Successful Heat Pump Sizing - What About Cooling?
Even as we tend to have larger heating loads than cooling loads, we still need to consider sizing for both. PTCS requires sizing heat pumps to achieve a heating balance point of 30oF or less. If the heat pump sizing calculations suggest a larger cooling load than heating load, then achieving a heating balance point of 30oF or less will easily be achieved and may result in a slightly oversized heat pump for heating. However, in most cases, the calculated heating load will be larger than the calculated cooling load, and the heat pump will be appropriately sized for both.
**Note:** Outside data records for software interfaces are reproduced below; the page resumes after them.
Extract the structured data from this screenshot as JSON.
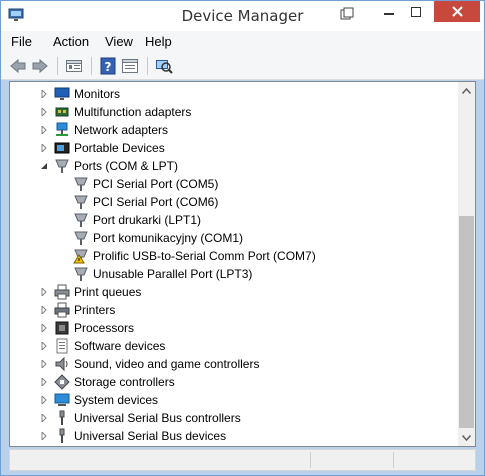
{
  "window": {
    "title": "Device Manager",
    "accent": "#c7493e"
  },
  "menu": {
    "items": [
      "File",
      "Action",
      "View",
      "Help"
    ]
  },
  "toolbar": {
    "buttons": [
      "back-icon",
      "forward-icon",
      "properties-icon",
      "help-icon",
      "show-hide-icon",
      "scan-hardware-icon"
    ]
  },
  "tree": {
    "items": [
      {
        "label": "Monitors",
        "icon": "monitor-icon",
        "expanded": false,
        "level": 0
      },
      {
        "label": "Multifunction adapters",
        "icon": "multifunction-adapter-icon",
        "expanded": false,
        "level": 0
      },
      {
        "label": "Network adapters",
        "icon": "network-adapter-icon",
        "expanded": false,
        "level": 0
      },
      {
        "label": "Portable Devices",
        "icon": "portable-device-icon",
        "expanded": false,
        "level": 0
      },
      {
        "label": "Ports (COM & LPT)",
        "icon": "port-icon",
        "expanded": true,
        "level": 0
      },
      {
        "label": "PCI Serial Port (COM5)",
        "icon": "port-icon",
        "level": 1
      },
      {
        "label": "PCI Serial Port (COM6)",
        "icon": "port-icon",
        "level": 1
      },
      {
        "label": "Port drukarki (LPT1)",
        "icon": "port-icon",
        "level": 1
      },
      {
        "label": "Port komunikacyjny (COM1)",
        "icon": "port-icon",
        "level": 1
      },
      {
        "label": "Prolific USB-to-Serial Comm Port (COM7)",
        "icon": "port-warning-icon",
        "level": 1
      },
      {
        "label": "Unusable Parallel Port (LPT3)",
        "icon": "port-icon",
        "level": 1
      },
      {
        "label": "Print queues",
        "icon": "print-queue-icon",
        "expanded": false,
        "level": 0
      },
      {
        "label": "Printers",
        "icon": "printer-icon",
        "expanded": false,
        "level": 0
      },
      {
        "label": "Processors",
        "icon": "processor-icon",
        "expanded": false,
        "level": 0
      },
      {
        "label": "Software devices",
        "icon": "software-device-icon",
        "expanded": false,
        "level": 0
      },
      {
        "label": "Sound, video and game controllers",
        "icon": "sound-icon",
        "expanded": false,
        "level": 0
      },
      {
        "label": "Storage controllers",
        "icon": "storage-controller-icon",
        "expanded": false,
        "level": 0
      },
      {
        "label": "System devices",
        "icon": "system-device-icon",
        "expanded": false,
        "level": 0
      },
      {
        "label": "Universal Serial Bus controllers",
        "icon": "usb-icon",
        "expanded": false,
        "level": 0
      },
      {
        "label": "Universal Serial Bus devices",
        "icon": "usb-icon",
        "expanded": false,
        "level": 0
      }
    ]
  }
}
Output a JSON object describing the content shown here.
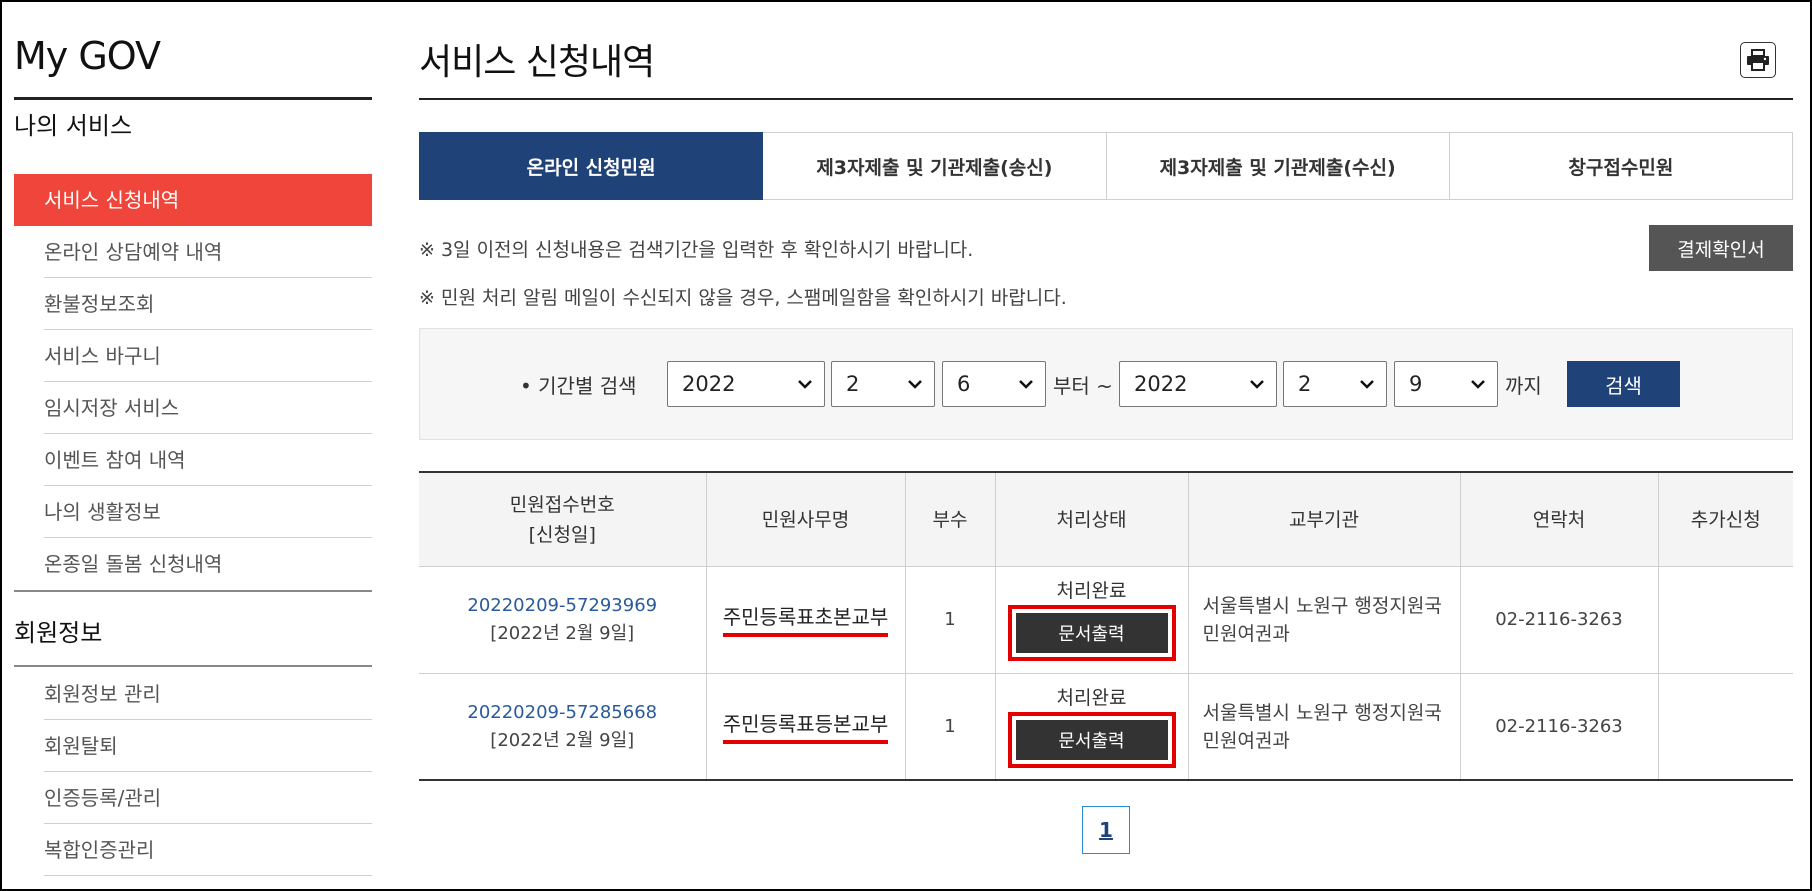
{
  "sidebar": {
    "title": "My GOV",
    "section_services": "나의 서비스",
    "services": [
      "서비스 신청내역",
      "온라인 상담예약 내역",
      "환불정보조회",
      "서비스 바구니",
      "임시저장 서비스",
      "이벤트 참여 내역",
      "나의 생활정보",
      "온종일 돌봄 신청내역"
    ],
    "section_member": "회원정보",
    "member": [
      "회원정보 관리",
      "회원탈퇴",
      "인증등록/관리",
      "복합인증관리"
    ]
  },
  "header": {
    "title": "서비스 신청내역",
    "print_icon": "printer-icon"
  },
  "tabs": [
    "온라인 신청민원",
    "제3자제출 및 기관제출(송신)",
    "제3자제출 및 기관제출(수신)",
    "창구접수민원"
  ],
  "notices": [
    "※ 3일 이전의 신청내용은 검색기간을 입력한 후 확인하시기 바랍니다.",
    "※ 민원 처리 알림 메일이 수신되지 않을 경우, 스팸메일함을 확인하시기 바랍니다."
  ],
  "payment_button": "결제확인서",
  "search": {
    "label": "• 기간별 검색",
    "from_year": "2022",
    "from_month": "2",
    "from_day": "6",
    "from_text": "부터 ~",
    "to_year": "2022",
    "to_month": "2",
    "to_day": "9",
    "to_text": "까지",
    "button": "검색"
  },
  "table": {
    "headers": [
      "민원접수번호",
      "[신청일]",
      "민원사무명",
      "부수",
      "처리상태",
      "교부기관",
      "연락처",
      "추가신청"
    ],
    "rows": [
      {
        "receipt_no": "20220209-57293969",
        "date": "[2022년 2월 9일]",
        "name": "주민등록표초본교부",
        "copies": "1",
        "status": "처리완료",
        "print_button": "문서출력",
        "org_line1": "서울특별시 노원구 행정지원국",
        "org_line2": "민원여권과",
        "phone": "02-2116-3263"
      },
      {
        "receipt_no": "20220209-57285668",
        "date": "[2022년 2월 9일]",
        "name": "주민등록표등본교부",
        "copies": "1",
        "status": "처리완료",
        "print_button": "문서출력",
        "org_line1": "서울특별시 노원구 행정지원국",
        "org_line2": "민원여권과",
        "phone": "02-2116-3263"
      }
    ]
  },
  "pagination": {
    "current": "1"
  },
  "colors": {
    "brand_navy": "#1f4278",
    "active_red": "#f0453a",
    "highlight_red": "#e40000"
  }
}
Since we are in a dry summer climate, generally there should be minimal concern about oversizing for cooling when sizing a heat pump for heating.
When sizing for cooling loads, the critical inputs are window orientation, solar heat gain coefficient, window shading, duct location, and duct condition.
Window Orientation – East and west-facing windows have the biggest impacts due to the low angle of the sun in the morning and evening during the cooling months.
Window Solar Heat Gain Coefficient (SHGC) – SHGC is the fraction of solar radiation admitted through a window -- either transmitted directly and/or absorbed, and subsequently released as heat inside a home compared to a single pane of glass. In the northwest, the SHGC usually aligns with the U-value of a window. Hence a window with a U-value of 0.4 would have SHGC of roughly 0.4.
Window Shading – Shading happens in many forms, including from trees, neighbor’s homes, exterior blinds, roof overhangs, screens, etc. If shading is not accounted for on east and west-facing windows in the heat gain calculation, the calculated cooling load might be significantly higher than the actual load. This could potentially suggest a larger unit be installed than needed. Manual J and most sizing programs have inputs to account for window shading.
Ducts – If the ducts are in the attic, the duct multiplier for cooling will be higher than for heating. If all of the ducts are in the attic, a reasonable cooling duct multiplier for well insulated and sealed ducts is 1.2, implying the cooling load calculated for the house needs to be increased by 20% to account for the duct gains in the attic. If not all of the ducts are in the attic, the cooling duct multiplier can be reduced. The multiplier should be increased if the ducts are unsealed or not insulated. The program recommends that you confirm that ducts in unconditioned spaces are connected, sealed, insulated, and supported. This will also keep the air temperature discharging from the diffusers at a nice low temperature, ensuring greater comfort levels.